Thanks David for your powerful illustration of that classic expression, "what you see isn't always what you get". Like you I was a life-long hard core runner. Like you I ate anything and everything I wanted, anytime I wanted and as much as I wanted. Like you I rationalized it by thinking/believing that all this junk and gunk was burned off by my high energy activity level. Like you I started having some very frightening symptoms which prompted me to see a doctor, Tests showed my cholesterol at 297, my homocysteine level at over 17 and an ultrasound showing my aorta dangerously blocked. Fortunately, like you, I changed my diet and lifestyle and have seen "heartening" results. Though my knees no longer allow me to run, I can walk and farm tea and play with my little son and am feeling very blessed. Thank you for bringing this situation to light. Like you said, so many people think that fitness and good health are the same thing; that if someone looks strong and can run ultra marathons they must be in awesome condition. What you see isn't always what you get! Be well and thanks again! John Lyle in Volcano, Hawai'i.

Tom Mac said...

Dave good luck! You are a hero here in Maine where you helped Joan Benoit Samuelson start a works class 10k . Of course you are a legend in Boston for being in charge of the Boston Marathon for decades . Glad you are so much healthier.

Tom Mac said...

World class!

CGorky said...

Great story and very similar to mine. I was "fit," hiking at high altitude, cross country skiing, doing a 5K at the drop of a hat with little pre-run practice because, well, I didn't have to.
Then, undoubtedly with genetics similar to yours, I had a stroke at age 39 and a heart attack at 40. Changing my diet somewhat after the stroke (almost completely vegan) saved my life at 40, according to the doctors, since I had a complete blockage in my right arterial artery. Fortunately, being "fit" had encouraged the left side of my heart to create it's own bypass to the right side and I got away with three stents on the left side.
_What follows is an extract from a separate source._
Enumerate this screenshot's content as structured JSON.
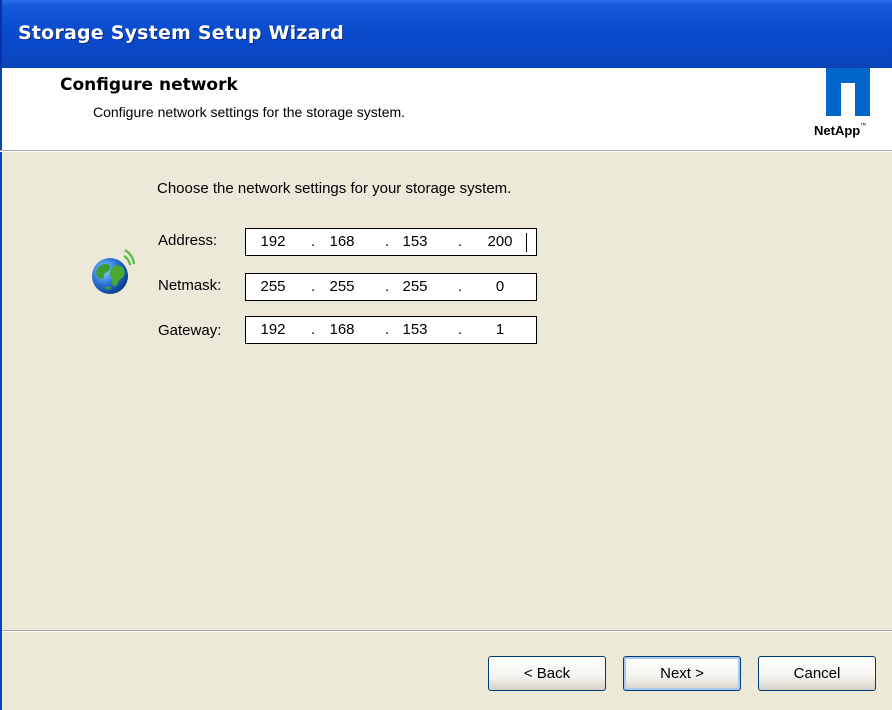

Now completely vegan for six years, I have avoided any signs of another attack, but I have learned the lesson that "fit" and "healthy" are not always the same term.